◆ What this task involves
Below are the records; return exactly the lines from the one with "What data populates" through the final line, both included, minus any pictures.
* * *
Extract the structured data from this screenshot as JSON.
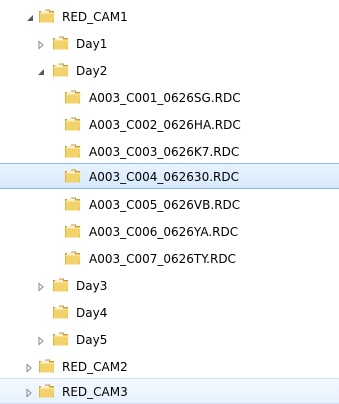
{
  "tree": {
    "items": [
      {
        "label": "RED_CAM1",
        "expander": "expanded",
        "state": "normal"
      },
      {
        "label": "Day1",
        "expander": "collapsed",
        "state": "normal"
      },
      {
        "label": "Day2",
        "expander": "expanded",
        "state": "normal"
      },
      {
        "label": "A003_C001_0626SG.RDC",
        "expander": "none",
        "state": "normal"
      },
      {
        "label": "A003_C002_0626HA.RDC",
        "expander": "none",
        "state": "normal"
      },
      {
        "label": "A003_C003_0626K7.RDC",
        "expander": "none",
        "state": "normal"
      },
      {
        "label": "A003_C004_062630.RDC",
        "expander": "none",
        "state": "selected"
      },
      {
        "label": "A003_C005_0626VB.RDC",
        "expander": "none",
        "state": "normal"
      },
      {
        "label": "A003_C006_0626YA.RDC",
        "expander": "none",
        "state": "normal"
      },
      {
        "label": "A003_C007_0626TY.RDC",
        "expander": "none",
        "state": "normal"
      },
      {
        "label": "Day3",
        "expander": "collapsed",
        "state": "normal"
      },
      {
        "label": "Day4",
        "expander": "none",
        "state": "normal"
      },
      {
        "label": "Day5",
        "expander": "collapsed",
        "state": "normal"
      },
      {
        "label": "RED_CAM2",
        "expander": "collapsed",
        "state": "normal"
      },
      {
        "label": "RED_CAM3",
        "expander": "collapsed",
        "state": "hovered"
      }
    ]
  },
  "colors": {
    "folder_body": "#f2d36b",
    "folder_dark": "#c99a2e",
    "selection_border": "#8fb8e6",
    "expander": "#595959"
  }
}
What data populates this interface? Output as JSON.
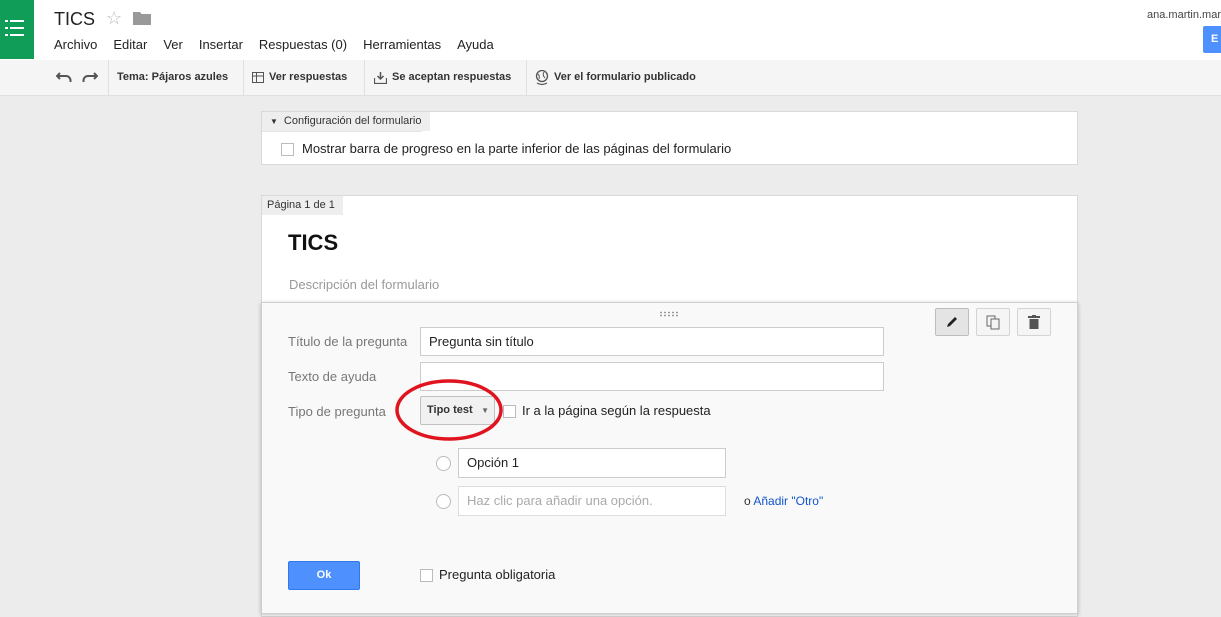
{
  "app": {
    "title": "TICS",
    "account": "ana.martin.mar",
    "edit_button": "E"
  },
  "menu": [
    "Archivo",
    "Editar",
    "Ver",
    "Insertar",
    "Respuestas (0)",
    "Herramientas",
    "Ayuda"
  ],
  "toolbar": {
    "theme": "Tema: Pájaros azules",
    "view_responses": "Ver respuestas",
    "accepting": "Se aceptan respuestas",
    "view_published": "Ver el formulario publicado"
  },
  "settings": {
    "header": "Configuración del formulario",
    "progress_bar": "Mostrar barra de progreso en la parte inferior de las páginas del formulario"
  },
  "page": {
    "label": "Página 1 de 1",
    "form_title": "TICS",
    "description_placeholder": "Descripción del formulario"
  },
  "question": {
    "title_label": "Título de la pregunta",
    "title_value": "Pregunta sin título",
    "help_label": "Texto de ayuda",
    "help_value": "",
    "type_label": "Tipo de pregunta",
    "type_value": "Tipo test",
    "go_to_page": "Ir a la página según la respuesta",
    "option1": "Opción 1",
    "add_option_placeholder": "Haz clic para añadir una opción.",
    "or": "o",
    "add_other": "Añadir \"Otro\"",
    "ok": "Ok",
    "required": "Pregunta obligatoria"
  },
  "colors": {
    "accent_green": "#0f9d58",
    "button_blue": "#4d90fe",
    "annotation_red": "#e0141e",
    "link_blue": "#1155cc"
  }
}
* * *
◆ Solved problem
What data populates this interface? Output as JSON.
{
  "app": {
    "title": "TICS",
    "account": "ana.martin.mar",
    "edit_button": "E"
  },
  "menu": [
    "Archivo",
    "Editar",
    "Ver",
    "Insertar",
    "Respuestas (0)",
    "Herramientas",
    "Ayuda"
  ],
  "toolbar": {
    "theme": "Tema: Pájaros azules",
    "view_responses": "Ver respuestas",
    "accepting": "Se aceptan respuestas",
    "view_published": "Ver el formulario publicado"
  },
  "settings": {
    "header": "Configuración del formulario",
    "progress_bar": "Mostrar barra de progreso en la parte inferior de las páginas del formulario"
  },
  "page": {
    "label": "Página 1 de 1",
    "form_title": "TICS",
    "description_placeholder": "Descripción del formulario"
  },
  "question": {
    "title_label": "Título de la pregunta",
    "title_value": "Pregunta sin título",
    "help_label": "Texto de ayuda",
    "help_value": "",
    "type_label": "Tipo de pregunta",
    "type_value": "Tipo test",
    "go_to_page": "Ir a la página según la respuesta",
    "option1": "Opción 1",
    "add_option_placeholder": "Haz clic para añadir una opción.",
    "or": "o",
    "add_other": "Añadir \"Otro\"",
    "ok": "Ok",
    "required": "Pregunta obligatoria"
  },
  "colors": {
    "accent_green": "#0f9d58",
    "button_blue": "#4d90fe",
    "annotation_red": "#e0141e",
    "link_blue": "#1155cc"
  }
}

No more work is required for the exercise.